TASK STATEMENT: Every entry in the following data should be output exactly.

DATASET EXCERPTS:
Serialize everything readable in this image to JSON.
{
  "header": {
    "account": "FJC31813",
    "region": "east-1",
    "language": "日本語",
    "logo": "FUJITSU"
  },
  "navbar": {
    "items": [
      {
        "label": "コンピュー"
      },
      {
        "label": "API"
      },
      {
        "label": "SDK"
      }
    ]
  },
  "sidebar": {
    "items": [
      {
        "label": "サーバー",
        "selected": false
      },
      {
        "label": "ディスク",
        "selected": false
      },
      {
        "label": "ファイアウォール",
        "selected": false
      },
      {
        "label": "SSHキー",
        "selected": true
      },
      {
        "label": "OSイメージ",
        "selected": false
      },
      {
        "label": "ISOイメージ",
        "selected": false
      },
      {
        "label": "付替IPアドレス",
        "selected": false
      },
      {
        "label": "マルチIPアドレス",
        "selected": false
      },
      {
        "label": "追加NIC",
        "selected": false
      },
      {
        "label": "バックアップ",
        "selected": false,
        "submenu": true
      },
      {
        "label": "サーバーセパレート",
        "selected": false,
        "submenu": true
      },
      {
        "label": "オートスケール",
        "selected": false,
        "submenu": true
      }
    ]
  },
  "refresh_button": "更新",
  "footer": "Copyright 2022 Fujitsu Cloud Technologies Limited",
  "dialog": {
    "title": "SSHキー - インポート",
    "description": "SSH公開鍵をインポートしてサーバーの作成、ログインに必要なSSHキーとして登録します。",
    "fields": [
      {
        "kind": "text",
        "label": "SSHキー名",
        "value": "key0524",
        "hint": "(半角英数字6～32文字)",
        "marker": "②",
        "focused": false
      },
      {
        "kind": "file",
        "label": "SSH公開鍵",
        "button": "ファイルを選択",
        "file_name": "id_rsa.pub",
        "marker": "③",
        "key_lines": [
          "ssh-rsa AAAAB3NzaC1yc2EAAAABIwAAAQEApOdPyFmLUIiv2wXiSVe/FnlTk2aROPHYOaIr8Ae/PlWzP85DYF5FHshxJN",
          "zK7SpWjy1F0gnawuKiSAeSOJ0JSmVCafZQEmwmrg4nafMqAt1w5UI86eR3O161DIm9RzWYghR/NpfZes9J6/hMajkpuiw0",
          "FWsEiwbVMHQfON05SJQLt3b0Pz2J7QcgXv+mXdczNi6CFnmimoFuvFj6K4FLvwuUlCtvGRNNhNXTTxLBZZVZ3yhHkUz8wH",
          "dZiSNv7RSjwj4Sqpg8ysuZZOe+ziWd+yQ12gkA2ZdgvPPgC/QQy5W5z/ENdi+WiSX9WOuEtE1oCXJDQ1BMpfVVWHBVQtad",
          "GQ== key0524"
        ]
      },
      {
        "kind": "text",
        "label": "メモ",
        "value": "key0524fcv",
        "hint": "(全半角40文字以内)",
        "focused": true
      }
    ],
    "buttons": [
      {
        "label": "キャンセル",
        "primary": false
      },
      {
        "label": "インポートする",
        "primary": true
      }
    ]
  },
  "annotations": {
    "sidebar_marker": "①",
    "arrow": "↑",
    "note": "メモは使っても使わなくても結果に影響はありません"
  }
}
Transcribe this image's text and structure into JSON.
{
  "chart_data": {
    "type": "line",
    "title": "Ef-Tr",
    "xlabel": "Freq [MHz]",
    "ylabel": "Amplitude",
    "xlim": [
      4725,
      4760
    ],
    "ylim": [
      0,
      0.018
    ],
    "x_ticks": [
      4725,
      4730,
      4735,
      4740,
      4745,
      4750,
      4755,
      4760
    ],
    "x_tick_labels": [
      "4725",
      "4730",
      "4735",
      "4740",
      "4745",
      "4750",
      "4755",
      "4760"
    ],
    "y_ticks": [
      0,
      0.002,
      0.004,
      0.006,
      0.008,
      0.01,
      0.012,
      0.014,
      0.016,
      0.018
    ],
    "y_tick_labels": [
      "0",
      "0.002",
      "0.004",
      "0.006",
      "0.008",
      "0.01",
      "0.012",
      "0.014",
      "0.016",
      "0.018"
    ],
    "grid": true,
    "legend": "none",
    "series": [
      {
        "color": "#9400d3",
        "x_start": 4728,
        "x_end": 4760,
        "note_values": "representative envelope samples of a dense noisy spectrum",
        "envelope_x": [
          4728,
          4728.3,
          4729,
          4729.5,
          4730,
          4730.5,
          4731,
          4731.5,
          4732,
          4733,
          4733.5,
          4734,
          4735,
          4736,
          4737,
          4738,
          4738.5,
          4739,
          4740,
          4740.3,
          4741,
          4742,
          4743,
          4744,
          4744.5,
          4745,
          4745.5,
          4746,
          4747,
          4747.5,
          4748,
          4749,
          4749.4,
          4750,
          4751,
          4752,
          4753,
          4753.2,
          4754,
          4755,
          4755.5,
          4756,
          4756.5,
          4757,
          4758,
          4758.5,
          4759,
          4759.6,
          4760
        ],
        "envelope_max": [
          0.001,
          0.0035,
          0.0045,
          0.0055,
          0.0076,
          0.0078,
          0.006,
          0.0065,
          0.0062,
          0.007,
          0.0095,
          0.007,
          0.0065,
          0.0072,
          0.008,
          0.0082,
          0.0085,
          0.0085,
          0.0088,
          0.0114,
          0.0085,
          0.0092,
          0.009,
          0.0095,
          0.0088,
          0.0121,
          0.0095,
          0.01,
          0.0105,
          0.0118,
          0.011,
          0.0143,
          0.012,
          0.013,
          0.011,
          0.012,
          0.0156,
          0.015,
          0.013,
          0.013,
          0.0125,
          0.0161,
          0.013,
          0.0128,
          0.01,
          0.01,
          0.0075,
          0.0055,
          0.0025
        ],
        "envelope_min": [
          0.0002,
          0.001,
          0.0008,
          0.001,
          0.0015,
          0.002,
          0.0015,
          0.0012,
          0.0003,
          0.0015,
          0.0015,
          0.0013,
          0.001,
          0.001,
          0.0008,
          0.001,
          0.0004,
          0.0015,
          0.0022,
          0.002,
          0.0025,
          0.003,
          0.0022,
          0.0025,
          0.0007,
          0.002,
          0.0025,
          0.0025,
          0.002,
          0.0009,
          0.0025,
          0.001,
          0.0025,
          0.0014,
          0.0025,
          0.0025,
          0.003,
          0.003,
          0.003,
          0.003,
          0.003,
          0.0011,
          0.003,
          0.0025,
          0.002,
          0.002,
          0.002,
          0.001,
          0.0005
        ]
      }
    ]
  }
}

RESULT:
Serialize everything readable in this image to JSON.
{
  "header": {
    "account": "FJC31813",
    "region": "east-1",
    "language": "日本語",
    "logo": "FUJITSU"
  },
  "navbar": {
    "items": [
      {
        "label": "コンピュー"
      },
      {
        "label": "API"
      },
      {
        "label": "SDK"
      }
    ]
  },
  "sidebar": {
    "items": [
      {
        "label": "サーバー",
        "selected": false
      },
      {
        "label": "ディスク",
        "selected": false
      },
      {
        "label": "ファイアウォール",
        "selected": false
      },
      {
        "label": "SSHキー",
        "selected": true
      },
      {
        "label": "OSイメージ",
        "selected": false
      },
      {
        "label": "ISOイメージ",
        "selected": false
      },
      {
        "label": "付替IPアドレス",
        "selected": false
      },
      {
        "label": "マルチIPアドレス",
        "selected": false
      },
      {
        "label": "追加NIC",
        "selected": false
      },
      {
        "label": "バックアップ",
        "selected": false,
        "submenu": true
      },
      {
        "label": "サーバーセパレート",
        "selected": false,
        "submenu": true
      },
      {
        "label": "オートスケール",
        "selected": false,
        "submenu": true
      }
    ]
  },
  "refresh_button": "更新",
  "footer": "Copyright 2022 Fujitsu Cloud Technologies Limited",
  "dialog": {
    "title": "SSHキー - インポート",
    "description": "SSH公開鍵をインポートしてサーバーの作成、ログインに必要なSSHキーとして登録します。",
    "fields": [
      {
        "kind": "text",
        "label": "SSHキー名",
        "value": "key0524",
        "hint": "(半角英数字6～32文字)",
        "marker": "②",
        "focused": false
      },
      {
        "kind": "file",
        "label": "SSH公開鍵",
        "button": "ファイルを選択",
        "file_name": "id_rsa.pub",
        "marker": "③",
        "key_lines": [
          "ssh-rsa AAAAB3NzaC1yc2EAAAABIwAAAQEApOdPyFmLUIiv2wXiSVe/FnlTk2aROPHYOaIr8Ae/PlWzP85DYF5FHshxJN",
          "zK7SpWjy1F0gnawuKiSAeSOJ0JSmVCafZQEmwmrg4nafMqAt1w5UI86eR3O161DIm9RzWYghR/NpfZes9J6/hMajkpuiw0",
          "FWsEiwbVMHQfON05SJQLt3b0Pz2J7QcgXv+mXdczNi6CFnmimoFuvFj6K4FLvwuUlCtvGRNNhNXTTxLBZZVZ3yhHkUz8wH",
          "dZiSNv7RSjwj4Sqpg8ysuZZOe+ziWd+yQ12gkA2ZdgvPPgC/QQy5W5z/ENdi+WiSX9WOuEtE1oCXJDQ1BMpfVVWHBVQtad",
          "GQ== key0524"
        ]
      },
      {
        "kind": "text",
        "label": "メモ",
        "value": "key0524fcv",
        "hint": "(全半角40文字以内)",
        "focused": true
      }
    ],
    "buttons": [
      {
        "label": "キャンセル",
        "primary": false
      },
      {
        "label": "インポートする",
        "primary": true
      }
    ]
  },
  "annotations": {
    "sidebar_marker": "①",
    "arrow": "↑",
    "note": "メモは使っても使わなくても結果に影響はありません"
  }
}
Transcribe this image's text and structure into JSON.
{
  "chart_data": {
    "type": "line",
    "title": "Ef-Tr",
    "xlabel": "Freq [MHz]",
    "ylabel": "Amplitude",
    "xlim": [
      4725,
      4760
    ],
    "ylim": [
      0,
      0.018
    ],
    "x_ticks": [
      4725,
      4730,
      4735,
      4740,
      4745,
      4750,
      4755,
      4760
    ],
    "x_tick_labels": [
      "4725",
      "4730",
      "4735",
      "4740",
      "4745",
      "4750",
      "4755",
      "4760"
    ],
    "y_ticks": [
      0,
      0.002,
      0.004,
      0.006,
      0.008,
      0.01,
      0.012,
      0.014,
      0.016,
      0.018
    ],
    "y_tick_labels": [
      "0",
      "0.002",
      "0.004",
      "0.006",
      "0.008",
      "0.01",
      "0.012",
      "0.014",
      "0.016",
      "0.018"
    ],
    "grid": true,
    "legend": "none",
    "series": [
      {
        "color": "#9400d3",
        "x_start": 4728,
        "x_end": 4760,
        "note_values": "representative envelope samples of a dense noisy spectrum",
        "envelope_x": [
          4728,
          4728.3,
          4729,
          4729.5,
          4730,
          4730.5,
          4731,
          4731.5,
          4732,
          4733,
          4733.5,
          4734,
          4735,
          4736,
          4737,
          4738,
          4738.5,
          4739,
          4740,
          4740.3,
          4741,
          4742,
          4743,
          4744,
          4744.5,
          4745,
          4745.5,
          4746,
          4747,
          4747.5,
          4748,
          4749,
          4749.4,
          4750,
          4751,
          4752,
          4753,
          4753.2,
          4754,
          4755,
          4755.5,
          4756,
          4756.5,
          4757,
          4758,
          4758.5,
          4759,
          4759.6,
          4760
        ],
        "envelope_max": [
          0.001,
          0.0035,
          0.0045,
          0.0055,
          0.0076,
          0.0078,
          0.006,
          0.0065,
          0.0062,
          0.007,
          0.0095,
          0.007,
          0.0065,
          0.0072,
          0.008,
          0.0082,
          0.0085,
          0.0085,
          0.0088,
          0.0114,
          0.0085,
          0.0092,
          0.009,
          0.0095,
          0.0088,
          0.0121,
          0.0095,
          0.01,
          0.0105,
          0.0118,
          0.011,
          0.0143,
          0.012,
          0.013,
          0.011,
          0.012,
          0.0156,
          0.015,
          0.013,
          0.013,
          0.0125,
          0.0161,
          0.013,
          0.0128,
          0.01,
          0.01,
          0.0075,
          0.0055,
          0.0025
        ],
        "envelope_min": [
          0.0002,
          0.001,
          0.0008,
          0.001,
          0.0015,
          0.002,
          0.0015,
          0.0012,
          0.0003,
          0.0015,
          0.0015,
          0.0013,
          0.001,
          0.001,
          0.0008,
          0.001,
          0.0004,
          0.0015,
          0.0022,
          0.002,
          0.0025,
          0.003,
          0.0022,
          0.0025,
          0.0007,
          0.002,
          0.0025,
          0.0025,
          0.002,
          0.0009,
          0.0025,
          0.001,
          0.0025,
          0.0014,
          0.0025,
          0.0025,
          0.003,
          0.003,
          0.003,
          0.003,
          0.003,
          0.0011,
          0.003,
          0.0025,
          0.002,
          0.002,
          0.002,
          0.001,
          0.0005
        ]
      }
    ]
  }
}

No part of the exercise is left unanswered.